Ginsburg was at the top of her class at Harvard Law in 1959, and after graduating she did not receive a single job offer. (Neither did Former Justice Sandra Day O’Connor when she graduated from Stanford Law, seven years earlier). Ginsburg had to beg for work. Finally, a favorite Harvard professor had to pressure a U.S. Federal Judge in Manhattan to hire Ginsburg, threatening the judge he’d never recommend another Columbia University student to him unless he gave Ginsburg the big break. Her first assignment was to study Civil Law in Sweden. She learned Swedish for the job. She next taught at Rutgers Law School, and received tenure in 1969.
Before that landmark decision, Ginsburg had already been very vocal about same-sex marriage:
“The change in people’s attitudes on this issue has been enormous. In recent years, people have said: ‘This is the way I am’. And others looked around, and discovered they are our next-door neighbors, we’re very fond of them. Or it’s our child’s best friend, or even our child. I think that as more and more people came out and said that ‘this is who I am’, the rest of us recognized that they are one of us.“
Ginsburg used her noted wit to shut down the opposing side’s arguments. When “tradition” was brought up as an argument to maintain the marriage status quo, she countered by pointing out the extremely antiquated laws that defined marriage as being between a dominant male and a subordinate female.
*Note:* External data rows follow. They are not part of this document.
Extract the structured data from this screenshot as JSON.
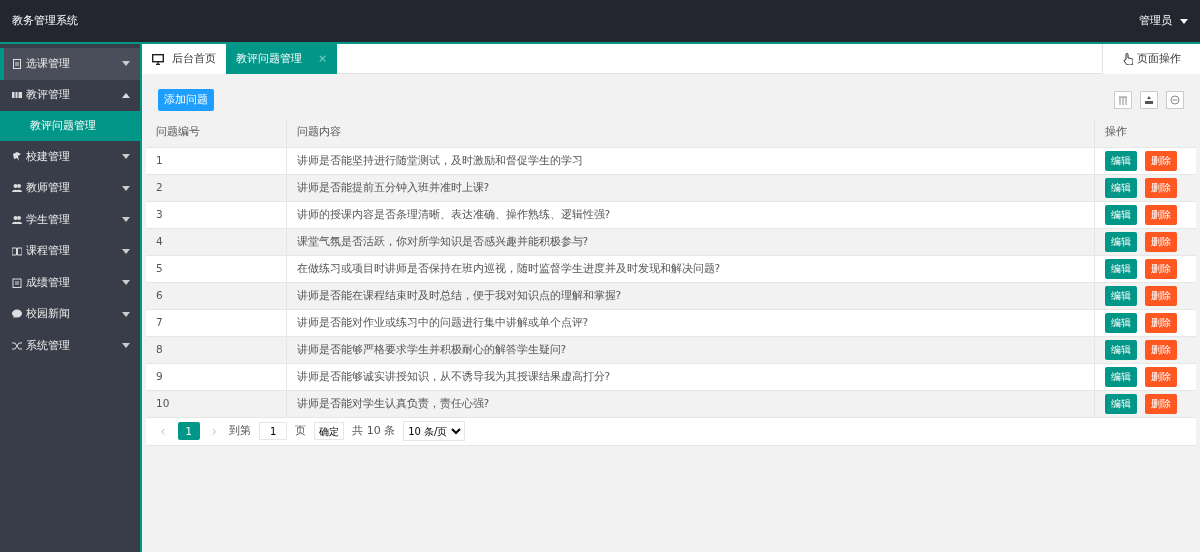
{
  "header": {
    "title": "教务管理系统",
    "user": "管理员"
  },
  "sidebar": {
    "items": [
      {
        "label": "选课管理",
        "highlighted": true,
        "expanded": false
      },
      {
        "label": "教评管理",
        "highlighted": false,
        "expanded": true,
        "children": [
          {
            "label": "教评问题管理",
            "selected": true
          }
        ]
      },
      {
        "label": "校建管理",
        "highlighted": false,
        "expanded": false
      },
      {
        "label": "教师管理",
        "highlighted": false,
        "expanded": false
      },
      {
        "label": "学生管理",
        "highlighted": false,
        "expanded": false
      },
      {
        "label": "课程管理",
        "highlighted": false,
        "expanded": false
      },
      {
        "label": "成绩管理",
        "highlighted": false,
        "expanded": false
      },
      {
        "label": "校园新闻",
        "highlighted": false,
        "expanded": false
      },
      {
        "label": "系统管理",
        "highlighted": false,
        "expanded": false
      }
    ]
  },
  "tabs": [
    {
      "label": "后台首页",
      "selected": false
    },
    {
      "label": "教评问题管理",
      "selected": true,
      "close": "×"
    }
  ],
  "page_actions": "页面操作",
  "toolbar": {
    "add_button": "添加问题"
  },
  "table": {
    "columns": [
      "问题编号",
      "问题内容",
      "操作"
    ],
    "rows": [
      {
        "id": "1",
        "content": "讲师是否能坚持进行随堂测试，及时激励和督促学生的学习",
        "actions": [
          "编辑",
          "删除"
        ]
      },
      {
        "id": "2",
        "content": "讲师是否能提前五分钟入班并准时上课?",
        "actions": [
          "编辑",
          "删除"
        ]
      },
      {
        "id": "3",
        "content": "讲师的授课内容是否条理清晰、表达准确、操作熟练、逻辑性强?",
        "actions": [
          "编辑",
          "删除"
        ]
      },
      {
        "id": "4",
        "content": "课堂气氛是否活跃，你对所学知识是否感兴趣并能积极参与?",
        "actions": [
          "编辑",
          "删除"
        ]
      },
      {
        "id": "5",
        "content": "在做练习或项目时讲师是否保持在班内巡视，随时监督学生进度并及时发现和解决问题?",
        "actions": [
          "编辑",
          "删除"
        ]
      },
      {
        "id": "6",
        "content": "讲师是否能在课程结束时及时总结，便于我对知识点的理解和掌握?",
        "actions": [
          "编辑",
          "删除"
        ]
      },
      {
        "id": "7",
        "content": "讲师是否能对作业或练习中的问题进行集中讲解或单个点评?",
        "actions": [
          "编辑",
          "删除"
        ]
      },
      {
        "id": "8",
        "content": "讲师是否能够严格要求学生并积极耐心的解答学生疑问?",
        "actions": [
          "编辑",
          "删除"
        ]
      },
      {
        "id": "9",
        "content": "讲师是否能够诚实讲授知识，从不诱导我为其授课结果虚高打分?",
        "actions": [
          "编辑",
          "删除"
        ]
      },
      {
        "id": "10",
        "content": "讲师是否能对学生认真负责，责任心强?",
        "actions": [
          "编辑",
          "删除"
        ]
      }
    ]
  },
  "pagination": {
    "prev": "‹",
    "prev_disabled": true,
    "pages": [
      {
        "label": "1",
        "selected": true
      }
    ],
    "next": "›",
    "goto_label": "到第",
    "goto_value": "1",
    "page_unit": "页",
    "confirm": "确定",
    "total": "共 10 条",
    "page_size": "10 条/页"
  }
}
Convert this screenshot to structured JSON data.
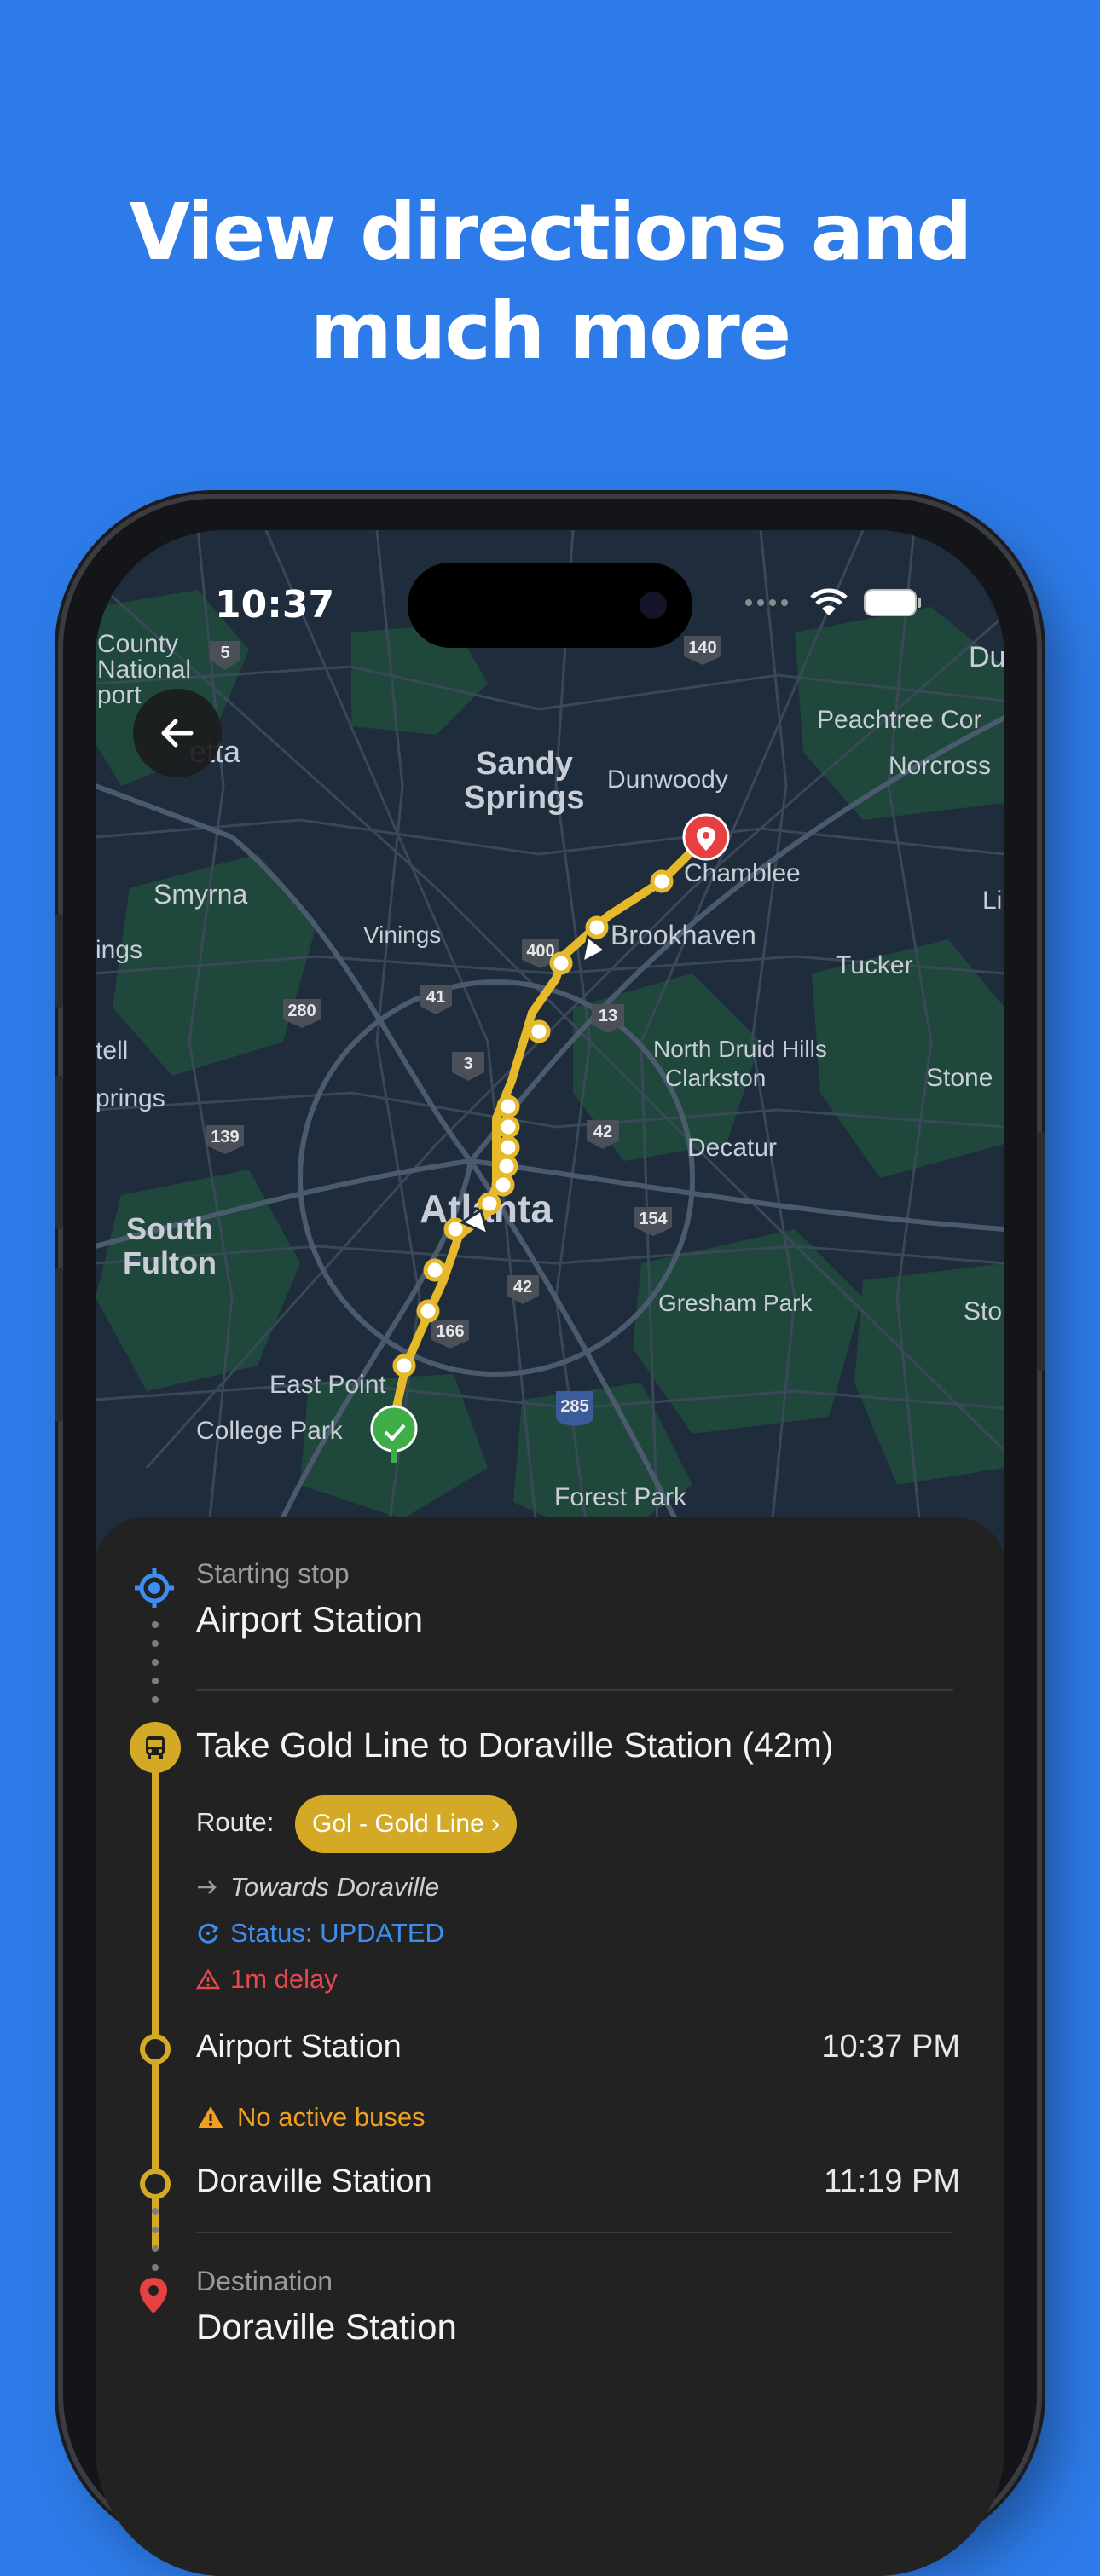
{
  "headline": {
    "line1": "View directions and",
    "line2": "much more"
  },
  "status_bar": {
    "time": "10:37"
  },
  "map": {
    "labels": {
      "county_national_airport_1": "County",
      "county_national_airport_2": "National",
      "county_national_airport_3": "port",
      "hw5": "5",
      "hw140": "140",
      "du": "Du",
      "marietta": "etta",
      "peachtree": "Peachtree Cor",
      "sandy_springs_1": "Sandy",
      "sandy_springs_2": "Springs",
      "dunwoody": "Dunwoody",
      "norcross": "Norcross",
      "smyrna": "Smyrna",
      "chamblee": "Chamblee",
      "li": "Li",
      "vinings": "Vinings",
      "ings": "ings",
      "hw400": "400",
      "brookhaven": "Brookhaven",
      "tucker": "Tucker",
      "hw280": "280",
      "hw41": "41",
      "hw13": "13",
      "tell": "tell",
      "hw3": "3",
      "north_druid": "North Druid Hills",
      "clarkston": "Clarkston",
      "stone": "Stone",
      "prings": "prings",
      "hw42a": "42",
      "hw139": "139",
      "decatur": "Decatur",
      "south_fulton_1": "South",
      "south_fulton_2": "Fulton",
      "atlanta": "Atlanta",
      "hw154": "154",
      "hw42b": "42",
      "gresham": "Gresham Park",
      "stone2": "Stone",
      "hw166": "166",
      "east_point": "East Point",
      "hw285": "285",
      "college_park": "College Park",
      "forest_park": "Forest Park"
    }
  },
  "sheet": {
    "start_label": "Starting stop",
    "start_name": "Airport Station",
    "take_title": "Take Gold Line to Doraville Station (42m)",
    "route_label": "Route:",
    "route_pill": "Gol - Gold Line ›",
    "towards": "Towards Doraville",
    "status": "Status: UPDATED",
    "delay": "1m delay",
    "stop1_name": "Airport Station",
    "stop1_time": "10:37 PM",
    "no_buses": "No active buses",
    "stop2_name": "Doraville Station",
    "stop2_time": "11:19 PM",
    "dest_label": "Destination",
    "dest_name": "Doraville Station"
  },
  "colors": {
    "background": "#2d7be8",
    "gold_line": "#d4a925",
    "status_blue": "#3d8ef0",
    "delay_red": "#e5484d",
    "warning_orange": "#f0a020"
  },
  "icons": {
    "back": "arrow-left-icon",
    "start": "crosshair-icon",
    "bus": "bus-icon",
    "dest": "pin-icon"
  }
}
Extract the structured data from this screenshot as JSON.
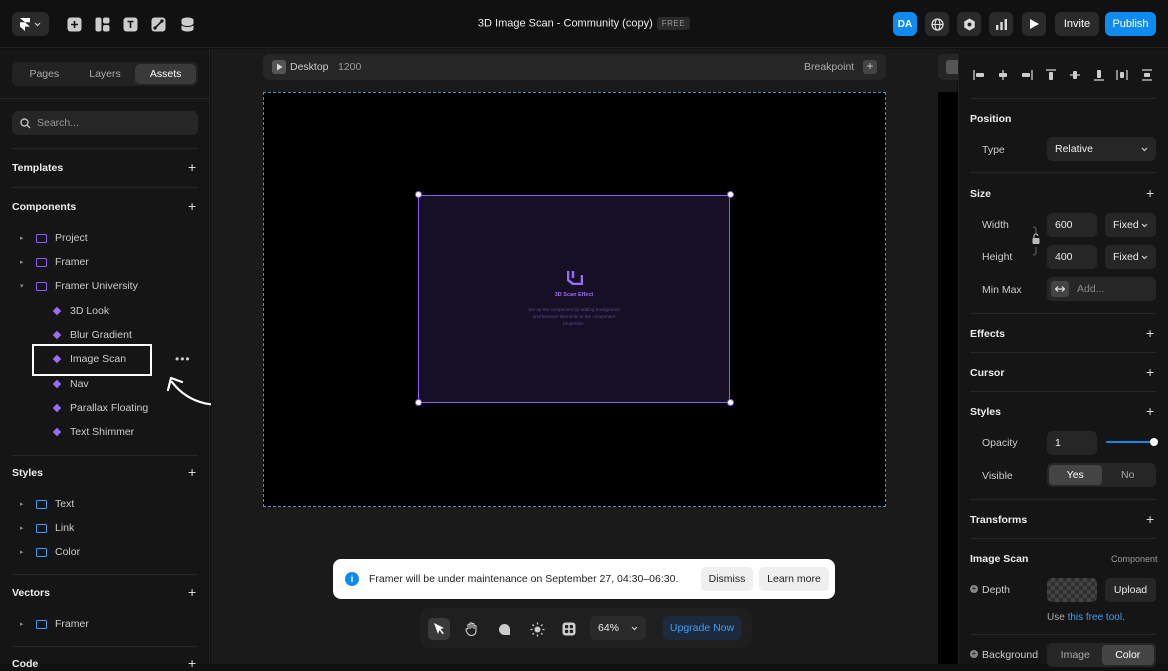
{
  "topbar": {
    "title": "3D Image Scan - Community (copy)",
    "badge": "FREE",
    "avatar": "DA",
    "invite": "Invite",
    "publish": "Publish"
  },
  "left": {
    "tabs": [
      "Pages",
      "Layers",
      "Assets"
    ],
    "active_tab": "Assets",
    "search_placeholder": "Search...",
    "templates": "Templates",
    "components": "Components",
    "component_folders": [
      "Project",
      "Framer",
      "Framer University"
    ],
    "fu_items": [
      "3D Look",
      "Blur Gradient",
      "Image Scan",
      "Nav",
      "Parallax Floating",
      "Text Shimmer"
    ],
    "styles": "Styles",
    "style_items": [
      "Text",
      "Link",
      "Color"
    ],
    "vectors": "Vectors",
    "vector_items": [
      "Framer"
    ],
    "code": "Code",
    "more_menu": "•••"
  },
  "canvas": {
    "frame_name": "Desktop",
    "frame_width": "1200",
    "breakpoint": "Breakpoint",
    "component_title": "3D Scan Effect",
    "component_desc": "Set up the component by adding background and bouncer elements to the component properties."
  },
  "toast": {
    "message": "Framer will be under maintenance on September 27, 04:30–06:30.",
    "dismiss": "Dismiss",
    "learn_more": "Learn more"
  },
  "bottom_toolbar": {
    "zoom": "64%",
    "upgrade": "Upgrade Now"
  },
  "right": {
    "position": "Position",
    "type_label": "Type",
    "type_value": "Relative",
    "size": "Size",
    "width_label": "Width",
    "width_value": "600",
    "width_mode": "Fixed",
    "height_label": "Height",
    "height_value": "400",
    "height_mode": "Fixed",
    "minmax_label": "Min Max",
    "minmax_placeholder": "Add...",
    "effects": "Effects",
    "cursor": "Cursor",
    "styles": "Styles",
    "opacity_label": "Opacity",
    "opacity_value": "1",
    "opacity_level": 1,
    "visible_label": "Visible",
    "visible_yes": "Yes",
    "visible_no": "No",
    "transforms": "Transforms",
    "image_scan": "Image Scan",
    "component_tag": "Component",
    "depth_label": "Depth",
    "upload": "Upload",
    "use_prefix": "Use ",
    "use_link": "this free tool",
    "use_suffix": ".",
    "background_label": "Background",
    "bg_image": "Image",
    "bg_color": "Color"
  },
  "colors": {
    "accent_blue": "#0f8bf0",
    "component_purple": "#8b5cf6",
    "folder_blue": "#3aa0f5"
  }
}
Except for conservative Christians, that was a marriage tradition that desperately needed to be challenged, just like the opponents’ idea of marriage as only between a man and a woman.
When John Bursch, the lawyer representing the states who want to keep their same-sex marriage bans, argued that marriage was all about procreating, Ginsburg said:
“Suppose a couple, a 70-year-old couple, comes in and they want to get married? You don’t have to ask them any questions. You know they are not going to have any children.“
She even officiated at a same-sex wedding earlier, already a sign of her advocacy, where she also dropped a sly hint about the impending SCOTUS decision. When she pronounced Shakespeare Theatre Company artistic director Michael Kahn and New York City architect Charles Mitchem, to be “husband and husband”, Ginsburg emphasized the word constitution as she said: “By the powers vested in me by the Constitution of the United States.”